Your goal: Going line by line through the entries below, note each one with "title", then report how many there are and nothing else.

• • • • • • •

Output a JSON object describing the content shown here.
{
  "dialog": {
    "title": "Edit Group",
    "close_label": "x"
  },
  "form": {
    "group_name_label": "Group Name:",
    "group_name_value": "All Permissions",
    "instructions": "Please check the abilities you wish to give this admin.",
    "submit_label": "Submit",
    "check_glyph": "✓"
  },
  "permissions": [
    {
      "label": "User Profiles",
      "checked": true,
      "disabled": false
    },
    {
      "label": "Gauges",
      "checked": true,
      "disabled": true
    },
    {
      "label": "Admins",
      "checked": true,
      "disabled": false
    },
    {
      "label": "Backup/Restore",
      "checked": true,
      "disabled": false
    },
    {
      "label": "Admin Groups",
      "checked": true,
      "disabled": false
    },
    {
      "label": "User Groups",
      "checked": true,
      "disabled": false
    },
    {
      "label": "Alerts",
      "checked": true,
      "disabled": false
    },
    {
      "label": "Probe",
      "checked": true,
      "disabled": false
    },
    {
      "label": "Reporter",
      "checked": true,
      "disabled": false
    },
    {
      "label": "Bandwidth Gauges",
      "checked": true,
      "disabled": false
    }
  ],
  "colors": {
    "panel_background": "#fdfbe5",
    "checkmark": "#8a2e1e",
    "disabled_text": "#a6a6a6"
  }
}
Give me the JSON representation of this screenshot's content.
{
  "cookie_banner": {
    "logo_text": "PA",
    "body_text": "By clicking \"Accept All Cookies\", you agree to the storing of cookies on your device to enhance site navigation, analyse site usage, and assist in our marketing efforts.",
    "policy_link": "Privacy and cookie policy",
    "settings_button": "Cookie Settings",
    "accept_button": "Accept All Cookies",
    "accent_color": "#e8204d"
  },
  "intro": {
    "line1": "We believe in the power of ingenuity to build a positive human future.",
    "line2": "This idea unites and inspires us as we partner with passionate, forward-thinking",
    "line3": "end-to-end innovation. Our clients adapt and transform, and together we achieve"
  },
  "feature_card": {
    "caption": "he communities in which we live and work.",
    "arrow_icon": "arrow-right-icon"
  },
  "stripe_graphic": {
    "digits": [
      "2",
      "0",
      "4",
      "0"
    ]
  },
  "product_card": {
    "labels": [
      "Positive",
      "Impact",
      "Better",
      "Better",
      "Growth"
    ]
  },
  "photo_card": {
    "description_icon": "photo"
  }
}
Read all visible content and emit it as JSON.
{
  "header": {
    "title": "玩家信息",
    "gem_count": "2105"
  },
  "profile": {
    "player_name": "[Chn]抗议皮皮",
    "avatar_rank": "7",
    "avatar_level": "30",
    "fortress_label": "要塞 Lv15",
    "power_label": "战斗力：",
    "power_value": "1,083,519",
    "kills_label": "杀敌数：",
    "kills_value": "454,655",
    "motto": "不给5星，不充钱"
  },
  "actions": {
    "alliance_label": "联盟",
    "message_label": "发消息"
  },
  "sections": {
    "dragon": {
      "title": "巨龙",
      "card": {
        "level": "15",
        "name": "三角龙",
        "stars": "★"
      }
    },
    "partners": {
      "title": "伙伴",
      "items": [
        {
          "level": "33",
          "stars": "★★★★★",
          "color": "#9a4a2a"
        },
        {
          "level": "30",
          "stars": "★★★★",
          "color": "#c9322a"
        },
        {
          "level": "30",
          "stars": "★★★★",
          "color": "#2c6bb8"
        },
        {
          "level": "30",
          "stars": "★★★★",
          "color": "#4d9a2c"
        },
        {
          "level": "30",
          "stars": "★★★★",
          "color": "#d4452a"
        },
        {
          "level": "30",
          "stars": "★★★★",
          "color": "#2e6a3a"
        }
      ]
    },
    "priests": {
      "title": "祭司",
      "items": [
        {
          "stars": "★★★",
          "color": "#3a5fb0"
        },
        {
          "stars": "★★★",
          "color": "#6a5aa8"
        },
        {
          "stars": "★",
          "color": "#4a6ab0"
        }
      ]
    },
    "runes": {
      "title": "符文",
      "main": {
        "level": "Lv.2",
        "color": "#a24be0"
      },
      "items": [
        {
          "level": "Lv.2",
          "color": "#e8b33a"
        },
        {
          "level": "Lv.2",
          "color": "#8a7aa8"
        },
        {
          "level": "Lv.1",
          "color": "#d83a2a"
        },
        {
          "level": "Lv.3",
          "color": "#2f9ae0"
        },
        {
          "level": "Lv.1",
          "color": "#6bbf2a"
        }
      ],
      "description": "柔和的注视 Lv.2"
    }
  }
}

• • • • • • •

Solved exercise: 6